Trained students have started to make their way into the community, with their paper, pen and calculator on hand to start conducting water audits in local business. Six of the students graduated to become Water Champions interns, ready to take up the charge of water conservation in their community. With their newfound knowledge about how to perform a water audit, the interns, with a set of water use criteria, selected several local businesses to reach out to and encourage to participate in the water conservation challenge, which includes a free water audit performed by the interns, water use report with water conservation recommendations, and installation of selected water efficient upgrades based on the recommendations. Using the criteria, the interns selected Fourth Street Café, a small local eatery, conveniently located down the road from the high school, and The Flanders, prominent local hotel, which just so happens to host the Ocean City High School prom.
The interns were split up, with the hopes to divide and conquer both locations in one after school outing. Fourth Street Café turned out to already have a strong water conservation ethos, being both economical and environmentally beneficial to the cafe, many water efficient fixtures were already installed. With smart and conservation minded practices in place, such as this innovative strategy of placing unused ice into one of the dishwashing sinks at the end of the day so that by the next morning the sink will already be half filled with the melted ice – students are going to be hard pressed to think of additional ways for the café to become a Water Champion restaurant! Though current regulations have reduced toilet water use significantly (for all new replacement toilets tank to be 1.6 gallon per flush), more efficient WaterSense®-certified toilets with a 1.28 gallon per flush tank could allow Fourth Street Café to be on their way to become a Water Champion of their community. The Café deserve kudos for their environmentally friendly consumer behavior – in addition to water conservation, they also use beeswax coated paper straws, in lieu of plastic straws!
Finishing up the Café lickety-split, the interns working there joined efforts with the remainder working on The Flanders water audit. The Flanders is not just a hotel, but houses a restaurant inside (hum… could an upgrade of their current 1.5 gallon per minute pre-rinse spray values to a new water efficient 1.28 gallon per minute be in their near future, we will have to see the results of the audit), with multiple hotel rooms on the above floors. Interns had to visit several types rooms check out the fixtures installed. First their higher-end rooms, which were basically small apartments – with several bedrooms, a living room, and their own kitchen! Interns had to investigate each fixture to find labeling which included the fixtures water usage rate. Next up the interns visited the hotel event center, which was going to be host to the Ocean City High school prom that very Saturday! This section of the hotel is quite old; this was certainly reflected in the bathroom fixtures, which were definitely not water efficient – including some very oddly-shaped old urinals. Lastly, the hotel’s outdoor water use was assessed, identifying a small landscaped area out front with both sprinklers and drip irrigation.
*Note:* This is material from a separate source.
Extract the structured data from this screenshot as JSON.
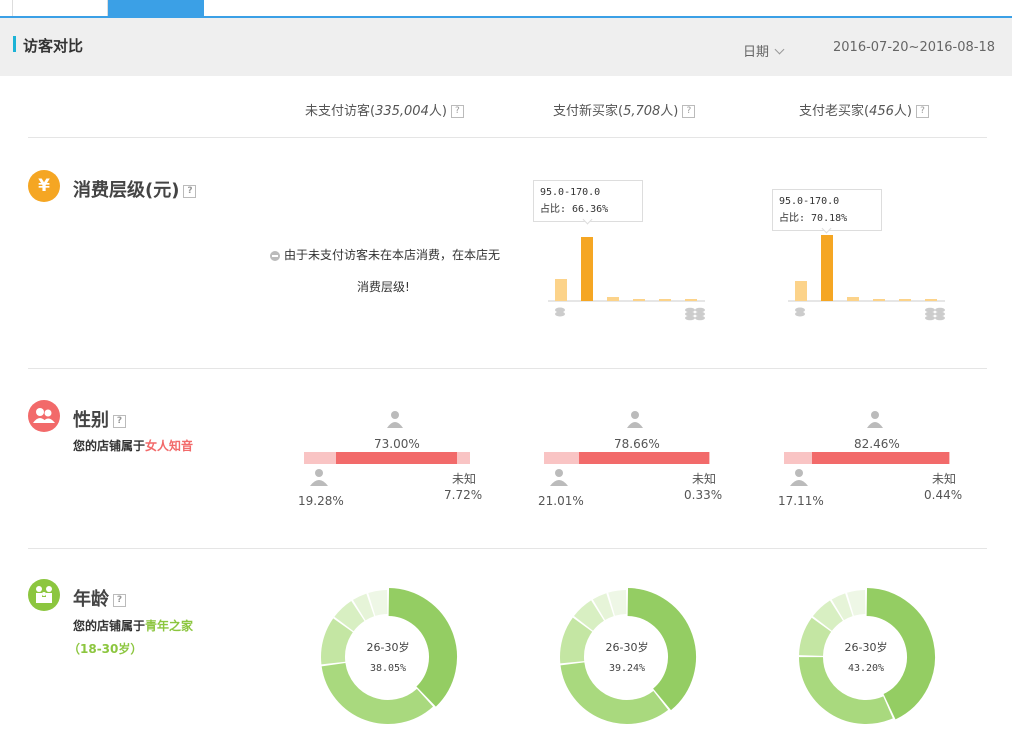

The intern’s works is not done yet – the group will need to analyze the data from the two water audits, assign appropriate recommendations for each business, and determine which fixtures would save the most in water use and present these findings to Fourth Street Café and Flanders. The business selected upgrads will be tracked all summer with the assessment of water use change after the upgrade. In the fall, interns will again interview the two businesses, collecting information on the new fixtures functioning and efficiency and other water conservation behavior changes completed. Using the collected data, interns will be tasked with creating case studies for the two businesses that can be used challenge other businesses to take the Water Champion challenge. More outreach, more water audit and hopefully a more water wise Ocean City!
The next step however will be to present their findings to the Ocean City Board of Education next Wednesday, where the interns will talk about what they’ve learned and their recommendations for how the school can be more water efficient – including where they think the school should spend the grant money to get the most water savings. We want to make sure that the school itself is ‘walking the walk’ by being a model of water efficiency to the community!